The architects tried to create a spot for relaxation, putting the stakes on an eco-friendly structure. The main idea was to give this house a sustainable look and at the same time, keep it all tidy and elegant. The swimming pool, together with the maze of greenery were imagined as connectors between the inhabited home and the outdoors. Cheerful circular cracks were made in one of the walls, letting the sunlight penetrate the house in the morning dawn. For a dramatic effect, the artificial light pierces the wall “escaping” through the cracks. The living room table, the opaque glass wall – these are just a few of the “spotted” interior design elements, that reflect the chosen theme. A glossy look, with marble details complete the décor. The architects insisted on the importance of nature, providing to the client a clean and refreshing home. All in all, the architects stated that: “The outcome is reminiscent of Greek island whiteness, coolness and adjacency to earth and water”.
Value for money is not, and never was, the same as being cheap. Value for money means making the most of whatever budget is available. A good example of this is Hayes Primary School in London, by Hayhurst and Co. Having to contend with a tightly controlled 3 million local authority budget, they worked with the existing structure of the primary school to give it a much needed update. A striking polished stainless steel brise-soleil facade installed at the school’s entrance, gives the school’s many different buildings a sense of identity, while new classrooms have been created in a range of shapes and sizes, and are often flooded with natural light

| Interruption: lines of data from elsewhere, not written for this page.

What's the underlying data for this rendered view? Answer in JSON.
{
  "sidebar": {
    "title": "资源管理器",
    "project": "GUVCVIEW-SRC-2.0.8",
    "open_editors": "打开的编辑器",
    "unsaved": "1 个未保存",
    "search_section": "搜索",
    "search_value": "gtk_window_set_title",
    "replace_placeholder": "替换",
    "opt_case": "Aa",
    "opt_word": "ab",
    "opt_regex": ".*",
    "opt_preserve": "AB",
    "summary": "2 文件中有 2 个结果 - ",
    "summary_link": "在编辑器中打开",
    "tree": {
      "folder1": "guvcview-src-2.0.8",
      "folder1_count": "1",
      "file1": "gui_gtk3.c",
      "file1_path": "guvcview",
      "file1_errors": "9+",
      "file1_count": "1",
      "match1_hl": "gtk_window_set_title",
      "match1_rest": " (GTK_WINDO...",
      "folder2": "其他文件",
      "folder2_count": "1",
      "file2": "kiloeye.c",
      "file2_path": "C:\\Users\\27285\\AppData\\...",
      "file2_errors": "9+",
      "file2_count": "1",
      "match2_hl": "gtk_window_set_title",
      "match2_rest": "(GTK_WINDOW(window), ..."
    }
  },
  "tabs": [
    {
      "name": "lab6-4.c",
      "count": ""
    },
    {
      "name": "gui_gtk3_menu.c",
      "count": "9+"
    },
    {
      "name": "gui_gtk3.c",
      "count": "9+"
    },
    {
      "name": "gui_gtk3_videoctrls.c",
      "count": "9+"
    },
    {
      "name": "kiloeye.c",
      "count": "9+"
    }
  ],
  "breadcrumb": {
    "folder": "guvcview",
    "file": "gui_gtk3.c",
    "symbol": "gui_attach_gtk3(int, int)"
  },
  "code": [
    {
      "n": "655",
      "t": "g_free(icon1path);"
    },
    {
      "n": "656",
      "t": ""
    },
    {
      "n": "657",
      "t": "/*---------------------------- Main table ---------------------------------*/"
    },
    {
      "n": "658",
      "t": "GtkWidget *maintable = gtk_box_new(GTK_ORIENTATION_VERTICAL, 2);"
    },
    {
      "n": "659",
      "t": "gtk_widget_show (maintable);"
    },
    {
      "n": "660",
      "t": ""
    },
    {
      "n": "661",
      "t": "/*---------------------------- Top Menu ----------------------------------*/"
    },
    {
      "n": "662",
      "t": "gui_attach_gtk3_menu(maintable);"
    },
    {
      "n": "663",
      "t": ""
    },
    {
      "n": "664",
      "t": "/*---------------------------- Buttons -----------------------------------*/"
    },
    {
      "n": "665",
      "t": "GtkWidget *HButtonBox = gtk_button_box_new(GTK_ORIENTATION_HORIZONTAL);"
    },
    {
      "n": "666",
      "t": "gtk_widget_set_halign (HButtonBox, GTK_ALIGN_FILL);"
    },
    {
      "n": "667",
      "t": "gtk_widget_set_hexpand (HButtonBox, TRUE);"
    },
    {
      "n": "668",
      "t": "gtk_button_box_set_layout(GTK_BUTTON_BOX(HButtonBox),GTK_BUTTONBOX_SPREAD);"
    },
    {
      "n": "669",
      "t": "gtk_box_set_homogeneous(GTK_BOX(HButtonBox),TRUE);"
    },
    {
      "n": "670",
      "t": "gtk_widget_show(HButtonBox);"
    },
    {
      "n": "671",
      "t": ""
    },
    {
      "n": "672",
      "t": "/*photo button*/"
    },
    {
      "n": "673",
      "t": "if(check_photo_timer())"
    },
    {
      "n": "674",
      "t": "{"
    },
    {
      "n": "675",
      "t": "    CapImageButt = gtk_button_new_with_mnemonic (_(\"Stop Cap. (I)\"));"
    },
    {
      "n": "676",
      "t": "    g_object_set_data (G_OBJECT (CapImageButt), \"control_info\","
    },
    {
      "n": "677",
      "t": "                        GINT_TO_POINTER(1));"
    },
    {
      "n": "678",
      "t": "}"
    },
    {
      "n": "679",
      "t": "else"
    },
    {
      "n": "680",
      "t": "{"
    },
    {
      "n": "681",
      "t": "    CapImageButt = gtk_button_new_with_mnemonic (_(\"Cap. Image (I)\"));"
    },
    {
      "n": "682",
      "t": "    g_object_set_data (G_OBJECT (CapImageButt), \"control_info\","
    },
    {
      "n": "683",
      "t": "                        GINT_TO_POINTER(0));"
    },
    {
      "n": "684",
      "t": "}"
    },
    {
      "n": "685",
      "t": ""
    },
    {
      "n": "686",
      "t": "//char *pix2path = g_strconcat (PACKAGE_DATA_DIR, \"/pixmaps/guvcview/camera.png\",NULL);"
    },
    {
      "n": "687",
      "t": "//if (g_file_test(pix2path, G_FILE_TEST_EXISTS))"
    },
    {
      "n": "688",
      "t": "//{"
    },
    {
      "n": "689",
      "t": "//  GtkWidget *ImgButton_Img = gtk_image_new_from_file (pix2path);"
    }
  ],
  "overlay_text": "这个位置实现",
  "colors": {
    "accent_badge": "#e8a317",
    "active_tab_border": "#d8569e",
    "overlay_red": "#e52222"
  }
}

What is new and exciting now can quickly begin to look tired and out of fashion, so the best buildings don’t just consider what will be interesting to look at now, but also how it might look to people in five, fifty or even a hundred years’ time. 2013’s hotly contested RIBA Stirling Prize went to Witherford Watson Mann Architects for their work on Astley Castle, Warwickshire. In what RIBA Past President Stephen Hodder has described as an extreme retrofit, the project essentially saw a new building inserted subtly into the heart of the old, with a new, two storey residence now hidden within the sandstone walls of the ruins of this medieval castle, to be used as a holiday home for up to eight guests